Help Processing Grief and Trauma
Mental-health professionals say people process grief and trauma in a variety of ways. Some may be eager to discuss their experiences, some may be more reserved and hesitant. Most will take a while to move past the initial layers of shock and begin processing the deeper, underlying emotions, like the overarching loss of security they feel after experiencing violence.
Amo has been energized by the work of some of the more visible Parkland students, who helped organize national demonstrations about gun violence. But she recognizes that they are probably struggling in ways the public can’t see. Are they sleepinig enough? Are they talking with someone about their feelings? And there are some 3,300 other Stoneman Douglas students, many of whom are quietly struggling with vivid and difficult memories. She hopes trading some emails with Columbine survivors will help those students process.
“Some people are going to be more ready to talk than others,” Amo said. “Not everybody gets there so quickly. We know that the voices that you’re hearing [in the media] aren’t the extent of the voices. We know that there’s a lot going on behind the scenes that they’re not talking about.”
Amo also has advice for students: Don’t police your own grief. She was in the cafeteria at Columbine when the attack started. For a while, she questioned whether she deserved to feel the pain she did when she wasn’t injured or in the library, where a majority of the shooting took place. But the gunman had planted a bomb in the cafeteria that day, and Amo would have surely died in the blast had it not malfunctioned.
Some Stoneman Douglas students may also be tempted to scrutinize their own pain or the pain of others, Amo said, and they should resist the temptation. No matter how close they were to the building that was hit or how many of the victims they knew, they all experienced something tramatic, she said.
“I really caution people not to assign a value to a trauma,” she said. “A trauma is a trauma. It’s not in hindsight how much trauma you were in, it’s what happened in that moment.”
And she wants them to be aware of tough moments ahead that they might not be expecting, like the pain she feels every time she hears of another mass shooting. There was also the day she was volunteering at her son’s school and watched his class perform a lockdown drill to prepare for the unlikely event of a school shooter. For the first time, her view of school violence shifted from that of a student who was directly affected to that of a parent who hopes her child never will be.
“We know that the real challenge is a year from now, five years from now when people aren’t talking about it,” Amo said of the Columbine survivors. “We want to help them.
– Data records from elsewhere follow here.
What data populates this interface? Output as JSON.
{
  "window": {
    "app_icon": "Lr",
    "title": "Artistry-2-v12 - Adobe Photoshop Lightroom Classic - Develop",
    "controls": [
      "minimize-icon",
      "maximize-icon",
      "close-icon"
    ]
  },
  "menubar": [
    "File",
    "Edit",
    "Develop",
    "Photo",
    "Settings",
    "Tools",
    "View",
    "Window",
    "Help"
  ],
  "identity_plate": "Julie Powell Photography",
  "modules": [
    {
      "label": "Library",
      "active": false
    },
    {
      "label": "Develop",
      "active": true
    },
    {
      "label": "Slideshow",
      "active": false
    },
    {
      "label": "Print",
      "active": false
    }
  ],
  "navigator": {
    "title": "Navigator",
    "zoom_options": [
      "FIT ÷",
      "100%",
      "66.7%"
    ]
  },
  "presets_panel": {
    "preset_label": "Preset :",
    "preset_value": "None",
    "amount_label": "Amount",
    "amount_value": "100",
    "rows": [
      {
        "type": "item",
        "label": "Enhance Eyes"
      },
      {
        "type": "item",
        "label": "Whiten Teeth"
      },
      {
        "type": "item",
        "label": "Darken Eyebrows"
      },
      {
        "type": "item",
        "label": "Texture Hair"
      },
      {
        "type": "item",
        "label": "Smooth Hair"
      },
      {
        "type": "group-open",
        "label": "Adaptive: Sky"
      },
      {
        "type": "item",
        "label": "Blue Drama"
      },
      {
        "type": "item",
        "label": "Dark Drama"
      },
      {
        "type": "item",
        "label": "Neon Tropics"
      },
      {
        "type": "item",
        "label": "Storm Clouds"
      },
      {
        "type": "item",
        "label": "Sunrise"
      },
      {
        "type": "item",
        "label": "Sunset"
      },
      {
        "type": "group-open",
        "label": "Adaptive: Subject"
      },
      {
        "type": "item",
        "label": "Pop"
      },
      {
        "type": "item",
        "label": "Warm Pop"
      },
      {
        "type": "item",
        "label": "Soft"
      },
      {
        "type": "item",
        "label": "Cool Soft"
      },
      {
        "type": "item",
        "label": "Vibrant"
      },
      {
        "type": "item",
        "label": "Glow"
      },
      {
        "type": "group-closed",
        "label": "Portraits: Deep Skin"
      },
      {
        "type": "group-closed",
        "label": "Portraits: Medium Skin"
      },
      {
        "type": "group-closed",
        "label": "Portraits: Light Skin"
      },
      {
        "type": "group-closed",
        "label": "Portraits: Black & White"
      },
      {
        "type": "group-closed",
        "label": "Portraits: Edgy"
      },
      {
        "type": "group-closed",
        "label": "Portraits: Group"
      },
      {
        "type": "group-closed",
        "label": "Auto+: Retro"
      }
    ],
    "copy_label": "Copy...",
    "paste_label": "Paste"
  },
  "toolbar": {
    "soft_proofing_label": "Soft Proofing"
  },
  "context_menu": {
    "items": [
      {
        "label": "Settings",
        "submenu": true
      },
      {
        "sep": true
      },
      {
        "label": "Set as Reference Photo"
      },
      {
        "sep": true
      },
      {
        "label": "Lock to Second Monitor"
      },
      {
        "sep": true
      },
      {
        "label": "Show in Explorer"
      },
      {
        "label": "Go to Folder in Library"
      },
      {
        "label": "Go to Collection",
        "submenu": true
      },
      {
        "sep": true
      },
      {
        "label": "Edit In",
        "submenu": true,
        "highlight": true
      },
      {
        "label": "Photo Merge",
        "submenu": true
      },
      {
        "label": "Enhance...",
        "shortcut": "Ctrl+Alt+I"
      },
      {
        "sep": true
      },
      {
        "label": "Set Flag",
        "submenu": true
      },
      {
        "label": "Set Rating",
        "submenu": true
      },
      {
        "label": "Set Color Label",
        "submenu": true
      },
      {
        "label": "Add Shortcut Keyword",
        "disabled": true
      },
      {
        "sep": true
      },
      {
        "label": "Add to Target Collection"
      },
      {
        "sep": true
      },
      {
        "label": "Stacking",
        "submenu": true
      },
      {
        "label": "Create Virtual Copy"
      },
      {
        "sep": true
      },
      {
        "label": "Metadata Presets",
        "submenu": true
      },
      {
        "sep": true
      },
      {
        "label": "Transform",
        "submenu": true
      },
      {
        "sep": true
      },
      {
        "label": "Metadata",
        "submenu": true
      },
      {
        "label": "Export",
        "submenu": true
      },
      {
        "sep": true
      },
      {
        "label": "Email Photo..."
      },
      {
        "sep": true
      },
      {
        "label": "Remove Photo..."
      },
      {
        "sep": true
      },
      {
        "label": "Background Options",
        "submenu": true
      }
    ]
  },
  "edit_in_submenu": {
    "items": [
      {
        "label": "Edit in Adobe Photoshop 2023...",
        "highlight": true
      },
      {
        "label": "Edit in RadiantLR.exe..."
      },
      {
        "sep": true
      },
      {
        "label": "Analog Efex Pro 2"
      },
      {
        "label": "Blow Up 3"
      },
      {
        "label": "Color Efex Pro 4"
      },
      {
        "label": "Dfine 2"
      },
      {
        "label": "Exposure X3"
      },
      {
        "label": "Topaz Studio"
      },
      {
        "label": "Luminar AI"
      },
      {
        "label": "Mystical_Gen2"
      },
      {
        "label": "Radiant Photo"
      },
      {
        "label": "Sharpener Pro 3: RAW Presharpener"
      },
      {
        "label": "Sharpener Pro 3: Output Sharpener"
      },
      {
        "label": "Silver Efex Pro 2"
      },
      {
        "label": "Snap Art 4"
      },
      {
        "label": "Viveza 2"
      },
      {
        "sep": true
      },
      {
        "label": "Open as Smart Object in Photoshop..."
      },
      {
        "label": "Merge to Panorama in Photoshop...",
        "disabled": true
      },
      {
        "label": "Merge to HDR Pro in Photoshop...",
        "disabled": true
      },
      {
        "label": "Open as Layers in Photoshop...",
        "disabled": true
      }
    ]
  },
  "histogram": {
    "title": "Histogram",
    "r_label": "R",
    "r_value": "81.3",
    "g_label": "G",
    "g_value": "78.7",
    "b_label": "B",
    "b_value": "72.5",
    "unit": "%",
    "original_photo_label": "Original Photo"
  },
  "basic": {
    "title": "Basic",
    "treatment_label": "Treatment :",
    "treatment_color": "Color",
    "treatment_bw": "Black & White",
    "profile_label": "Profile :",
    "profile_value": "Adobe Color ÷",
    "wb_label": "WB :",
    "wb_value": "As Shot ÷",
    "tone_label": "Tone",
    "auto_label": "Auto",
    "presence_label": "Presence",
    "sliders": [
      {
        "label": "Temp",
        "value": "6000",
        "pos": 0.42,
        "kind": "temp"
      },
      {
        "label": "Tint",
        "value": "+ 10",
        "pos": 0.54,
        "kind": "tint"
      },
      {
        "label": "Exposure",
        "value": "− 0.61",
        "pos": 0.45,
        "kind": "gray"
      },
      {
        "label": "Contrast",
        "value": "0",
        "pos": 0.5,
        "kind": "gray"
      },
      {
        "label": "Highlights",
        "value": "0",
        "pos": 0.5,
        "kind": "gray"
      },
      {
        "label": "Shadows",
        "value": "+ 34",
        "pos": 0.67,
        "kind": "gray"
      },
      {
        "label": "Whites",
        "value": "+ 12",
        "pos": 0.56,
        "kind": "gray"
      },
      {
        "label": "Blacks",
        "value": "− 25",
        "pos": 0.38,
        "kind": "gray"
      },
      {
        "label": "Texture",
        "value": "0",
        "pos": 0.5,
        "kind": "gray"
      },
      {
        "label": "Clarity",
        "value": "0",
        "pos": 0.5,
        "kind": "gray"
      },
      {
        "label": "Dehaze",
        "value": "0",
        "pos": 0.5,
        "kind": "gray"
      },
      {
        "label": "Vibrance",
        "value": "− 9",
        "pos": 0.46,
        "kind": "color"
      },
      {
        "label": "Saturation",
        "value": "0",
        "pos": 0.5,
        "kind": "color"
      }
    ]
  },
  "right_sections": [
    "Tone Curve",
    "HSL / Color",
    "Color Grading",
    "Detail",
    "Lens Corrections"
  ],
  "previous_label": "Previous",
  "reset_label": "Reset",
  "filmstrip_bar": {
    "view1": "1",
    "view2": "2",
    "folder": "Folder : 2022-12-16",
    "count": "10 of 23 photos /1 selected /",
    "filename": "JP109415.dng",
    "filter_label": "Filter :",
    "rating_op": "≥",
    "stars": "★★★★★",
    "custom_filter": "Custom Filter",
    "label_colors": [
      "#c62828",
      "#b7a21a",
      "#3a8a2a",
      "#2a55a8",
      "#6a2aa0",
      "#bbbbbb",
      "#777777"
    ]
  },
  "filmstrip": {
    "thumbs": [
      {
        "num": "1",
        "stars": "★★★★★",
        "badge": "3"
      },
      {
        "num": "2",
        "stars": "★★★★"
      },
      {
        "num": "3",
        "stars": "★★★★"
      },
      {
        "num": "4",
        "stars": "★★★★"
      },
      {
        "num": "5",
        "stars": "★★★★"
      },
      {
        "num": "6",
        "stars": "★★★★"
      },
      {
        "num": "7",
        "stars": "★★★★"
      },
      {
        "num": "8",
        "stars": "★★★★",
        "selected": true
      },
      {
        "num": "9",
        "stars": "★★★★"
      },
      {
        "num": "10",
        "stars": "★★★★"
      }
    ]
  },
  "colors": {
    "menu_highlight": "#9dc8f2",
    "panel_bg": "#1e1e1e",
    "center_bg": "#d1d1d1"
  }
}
We will always be 19 years ahead of them.”
Top photo: Grieving students head to a library near Columbine High School on April 20, 1999, where students and faculty members were evacuated after two gunmen went on a shooting rampage at the school in Littleton, Colo. --Kevin Higley/AP-File
Bottom photo:Students embrace one another at a makeshift memorial for their slain classmates on a hilltop overlooking Columbine High School in Littleton, Colo., on April 24, 1999. --Bebeto Matthews
Related reading about trauma, grief, and Parkland:
- Shooting Survivors Face Long Road to Recovery
- ‘You Have to Redefine Normal': Leading Schools in the Aftermath of a Shooting
- ‘I Didn’t Want Them to Panic': Amid Chaos, Teacher Sheltered Students in Fla. School
- For Parkland Students and Teachers, Wrenching Questions Surround Return to School
- ‘I Worry Every Day': Lockdown Drills Prompt Fear, Self-Reflection After School Shooting
- The Parkland School Shooting: Complete Coverage
A version of this news article first appeared in the Rules for Engagement blog.